The GOP performance defied early expectations that Republicans' historic 2010 gains would be followed by steep losses this November — the historical pattern after large wave elections such as the 63-seat gain for Republicans two years ago.
Experts have noted that the Republican strategy after 2010 was to use the decennial process of redistricting to fortify as many of the 87 freshmen as possible for the 2012 races. Rather than trying to seek large gains, Boehner's team worked with GOP-controlled state legislatures, which draw district maps, to shore up those freshmen in new districts.
Of the more than 80 Republican freshmen standing for reelection, more than half had been reelected by late Tuesday.
Both parties hoped to notch several historical firsts in the election. In the North Shore of Massachusetts, former state senator Richard Tisei was in a tight race against a veteran, scandal-plagued incumbent in his bid to become the first Republican to win as an openly gay candidate. With more than 50 percent of the vote counted, Rep. John Tierney, D, led Tisei by less than 4,000 votes. In Utah, Mia Love, the mayor of Saratoga Springs, was in a tossup race with Rep. Jim Matheson in her effort to become the first black Republican woman elected to Congress. In Hawaii, Democrat Tulsi Gabbard was the favorite to win an open seat and become the first Hindu-American in Congress.
Gabbard's expected victory is part of the continuing diversification of House Democrats that most believe will leave their caucus of close to 200 members with a majority of women and minorities.

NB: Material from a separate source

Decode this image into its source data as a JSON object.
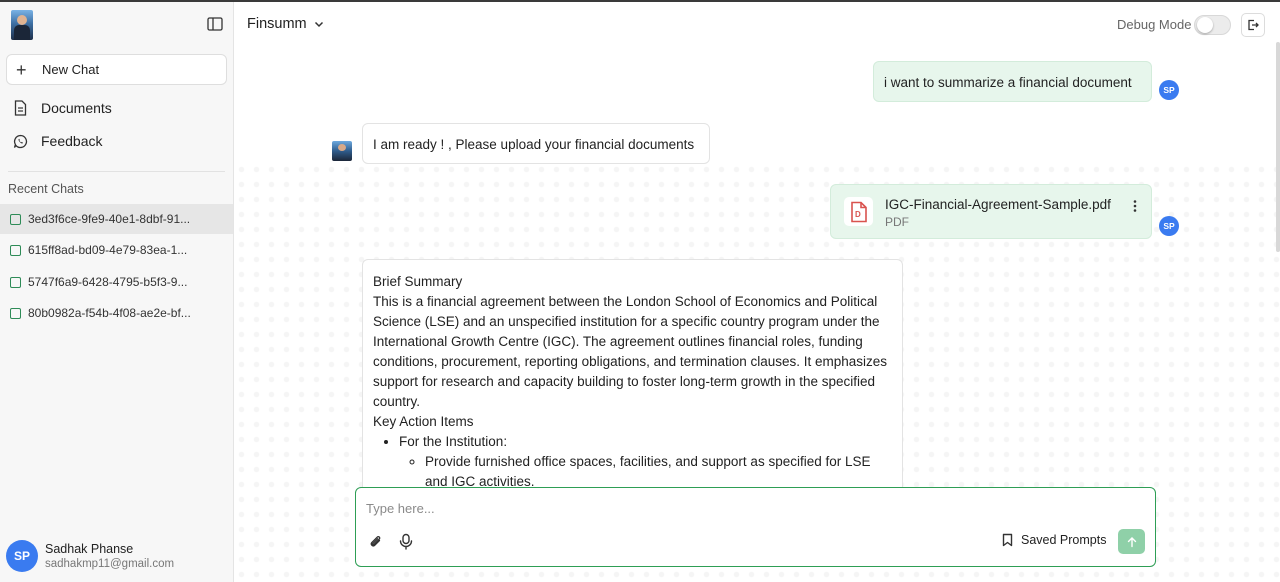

If that occurs, it will be the first time in history that a House or Senate party caucus does not have a white male majority.